## Exercise instructions
In the entries below, find each line with the word "editar" and pull it out.

## Data provided
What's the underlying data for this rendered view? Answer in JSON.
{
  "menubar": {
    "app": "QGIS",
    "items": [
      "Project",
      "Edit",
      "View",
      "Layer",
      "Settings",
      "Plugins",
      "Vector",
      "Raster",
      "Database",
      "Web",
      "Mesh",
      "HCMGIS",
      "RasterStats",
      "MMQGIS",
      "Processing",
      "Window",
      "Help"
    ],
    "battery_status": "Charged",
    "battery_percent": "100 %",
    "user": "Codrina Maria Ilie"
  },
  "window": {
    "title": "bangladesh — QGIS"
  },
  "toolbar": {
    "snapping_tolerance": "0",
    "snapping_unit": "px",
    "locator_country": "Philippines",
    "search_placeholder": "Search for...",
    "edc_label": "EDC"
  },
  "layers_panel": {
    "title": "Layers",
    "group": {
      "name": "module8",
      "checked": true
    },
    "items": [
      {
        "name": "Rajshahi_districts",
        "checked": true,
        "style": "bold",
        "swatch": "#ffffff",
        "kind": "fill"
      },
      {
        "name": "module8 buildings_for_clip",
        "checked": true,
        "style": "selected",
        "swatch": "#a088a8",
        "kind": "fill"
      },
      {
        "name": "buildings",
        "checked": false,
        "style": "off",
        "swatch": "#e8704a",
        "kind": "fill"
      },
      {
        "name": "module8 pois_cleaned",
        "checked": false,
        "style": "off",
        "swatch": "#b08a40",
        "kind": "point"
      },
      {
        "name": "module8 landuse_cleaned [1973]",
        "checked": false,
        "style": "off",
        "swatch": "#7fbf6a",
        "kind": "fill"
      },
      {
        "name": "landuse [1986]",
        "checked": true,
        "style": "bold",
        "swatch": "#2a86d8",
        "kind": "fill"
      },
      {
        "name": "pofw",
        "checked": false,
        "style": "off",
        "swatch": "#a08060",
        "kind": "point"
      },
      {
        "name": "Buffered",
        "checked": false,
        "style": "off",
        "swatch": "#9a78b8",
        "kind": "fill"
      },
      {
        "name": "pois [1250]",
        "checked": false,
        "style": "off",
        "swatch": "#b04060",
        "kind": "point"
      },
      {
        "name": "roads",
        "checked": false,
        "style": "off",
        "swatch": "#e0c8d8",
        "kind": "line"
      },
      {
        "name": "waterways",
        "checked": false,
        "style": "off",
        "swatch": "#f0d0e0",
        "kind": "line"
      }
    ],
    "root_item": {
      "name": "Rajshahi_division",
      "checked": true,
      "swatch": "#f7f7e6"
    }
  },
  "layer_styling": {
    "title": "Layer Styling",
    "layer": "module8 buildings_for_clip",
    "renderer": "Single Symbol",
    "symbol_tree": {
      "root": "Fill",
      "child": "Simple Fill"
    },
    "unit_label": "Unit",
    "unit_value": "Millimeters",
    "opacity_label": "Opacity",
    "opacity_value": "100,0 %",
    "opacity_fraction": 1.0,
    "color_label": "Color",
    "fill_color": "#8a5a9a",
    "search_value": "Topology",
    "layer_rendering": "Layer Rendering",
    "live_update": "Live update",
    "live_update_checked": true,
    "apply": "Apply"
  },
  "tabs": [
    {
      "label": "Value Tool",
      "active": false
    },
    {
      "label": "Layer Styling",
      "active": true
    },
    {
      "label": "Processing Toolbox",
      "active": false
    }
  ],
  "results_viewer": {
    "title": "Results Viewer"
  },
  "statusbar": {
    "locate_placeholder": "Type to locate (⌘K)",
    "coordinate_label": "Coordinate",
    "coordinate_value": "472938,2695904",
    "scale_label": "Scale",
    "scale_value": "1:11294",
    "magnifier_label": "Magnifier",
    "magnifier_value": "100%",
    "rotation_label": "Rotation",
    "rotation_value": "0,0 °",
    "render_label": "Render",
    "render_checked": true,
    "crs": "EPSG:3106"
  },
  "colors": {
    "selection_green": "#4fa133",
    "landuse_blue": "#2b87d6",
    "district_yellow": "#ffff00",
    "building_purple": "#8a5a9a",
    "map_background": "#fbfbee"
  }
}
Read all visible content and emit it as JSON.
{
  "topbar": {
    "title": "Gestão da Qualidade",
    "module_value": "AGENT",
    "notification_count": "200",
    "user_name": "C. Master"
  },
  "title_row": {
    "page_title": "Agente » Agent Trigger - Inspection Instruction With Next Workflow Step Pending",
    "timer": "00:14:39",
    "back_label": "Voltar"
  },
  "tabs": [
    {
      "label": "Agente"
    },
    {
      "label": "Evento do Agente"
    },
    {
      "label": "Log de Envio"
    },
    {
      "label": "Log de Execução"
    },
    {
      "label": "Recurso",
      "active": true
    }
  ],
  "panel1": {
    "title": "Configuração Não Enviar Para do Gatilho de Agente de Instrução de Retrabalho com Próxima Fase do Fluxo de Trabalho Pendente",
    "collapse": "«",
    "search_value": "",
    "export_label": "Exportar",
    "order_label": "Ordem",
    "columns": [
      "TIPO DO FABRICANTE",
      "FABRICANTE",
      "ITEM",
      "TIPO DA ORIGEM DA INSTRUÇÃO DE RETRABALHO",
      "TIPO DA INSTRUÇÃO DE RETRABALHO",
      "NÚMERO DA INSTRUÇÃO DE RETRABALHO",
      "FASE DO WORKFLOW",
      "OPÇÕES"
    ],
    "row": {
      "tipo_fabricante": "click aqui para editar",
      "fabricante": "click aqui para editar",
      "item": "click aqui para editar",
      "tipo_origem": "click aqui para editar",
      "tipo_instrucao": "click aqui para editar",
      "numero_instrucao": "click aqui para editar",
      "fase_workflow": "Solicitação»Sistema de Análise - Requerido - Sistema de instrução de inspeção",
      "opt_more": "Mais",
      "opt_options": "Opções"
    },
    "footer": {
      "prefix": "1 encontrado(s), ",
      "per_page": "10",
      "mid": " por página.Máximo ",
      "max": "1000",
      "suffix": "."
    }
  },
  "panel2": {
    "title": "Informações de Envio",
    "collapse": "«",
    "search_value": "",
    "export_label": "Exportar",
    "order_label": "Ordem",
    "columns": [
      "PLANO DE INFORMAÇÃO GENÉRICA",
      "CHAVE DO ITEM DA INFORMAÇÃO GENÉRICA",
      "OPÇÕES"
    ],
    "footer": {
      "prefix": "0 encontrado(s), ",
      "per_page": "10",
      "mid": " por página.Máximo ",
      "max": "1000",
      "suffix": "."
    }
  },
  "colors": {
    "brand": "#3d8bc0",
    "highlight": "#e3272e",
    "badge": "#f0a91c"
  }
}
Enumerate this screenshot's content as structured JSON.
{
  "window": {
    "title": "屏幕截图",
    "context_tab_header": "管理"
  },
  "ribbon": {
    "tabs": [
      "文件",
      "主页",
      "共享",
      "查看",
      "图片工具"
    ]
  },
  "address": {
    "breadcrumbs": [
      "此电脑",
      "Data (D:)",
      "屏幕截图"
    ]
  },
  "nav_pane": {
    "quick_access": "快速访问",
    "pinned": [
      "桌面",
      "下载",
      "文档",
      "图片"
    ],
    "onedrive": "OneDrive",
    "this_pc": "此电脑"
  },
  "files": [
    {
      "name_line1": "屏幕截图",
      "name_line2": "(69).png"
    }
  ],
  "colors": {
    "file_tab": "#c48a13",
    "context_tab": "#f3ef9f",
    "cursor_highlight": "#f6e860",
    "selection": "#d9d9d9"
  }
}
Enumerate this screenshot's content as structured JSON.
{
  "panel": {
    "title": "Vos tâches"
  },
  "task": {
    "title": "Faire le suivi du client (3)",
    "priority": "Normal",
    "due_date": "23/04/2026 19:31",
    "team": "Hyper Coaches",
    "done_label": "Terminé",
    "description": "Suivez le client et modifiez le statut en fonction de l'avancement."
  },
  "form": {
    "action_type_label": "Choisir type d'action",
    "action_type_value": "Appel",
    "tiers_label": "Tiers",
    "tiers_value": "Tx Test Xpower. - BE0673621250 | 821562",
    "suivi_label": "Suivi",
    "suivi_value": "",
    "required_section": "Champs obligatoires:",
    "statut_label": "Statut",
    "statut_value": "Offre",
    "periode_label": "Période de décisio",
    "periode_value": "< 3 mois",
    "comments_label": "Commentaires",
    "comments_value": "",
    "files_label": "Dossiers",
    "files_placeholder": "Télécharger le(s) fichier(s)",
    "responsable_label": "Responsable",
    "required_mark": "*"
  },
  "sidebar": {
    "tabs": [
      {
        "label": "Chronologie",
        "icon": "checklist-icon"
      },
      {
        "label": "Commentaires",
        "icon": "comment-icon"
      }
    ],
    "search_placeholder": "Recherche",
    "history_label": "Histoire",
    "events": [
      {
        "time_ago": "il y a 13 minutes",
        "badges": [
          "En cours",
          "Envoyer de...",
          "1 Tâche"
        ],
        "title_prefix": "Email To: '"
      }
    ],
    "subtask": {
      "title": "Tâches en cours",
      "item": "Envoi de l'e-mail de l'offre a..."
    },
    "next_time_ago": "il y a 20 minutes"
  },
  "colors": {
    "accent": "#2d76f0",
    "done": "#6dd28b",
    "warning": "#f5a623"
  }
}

## Your response
      "tipo_fabricante": "click aqui para editar",
      "fabricante": "click aqui para editar",
      "item": "click aqui para editar",
      "tipo_origem": "click aqui para editar",
      "tipo_instrucao": "click aqui para editar",
      "numero_instrucao": "click aqui para editar",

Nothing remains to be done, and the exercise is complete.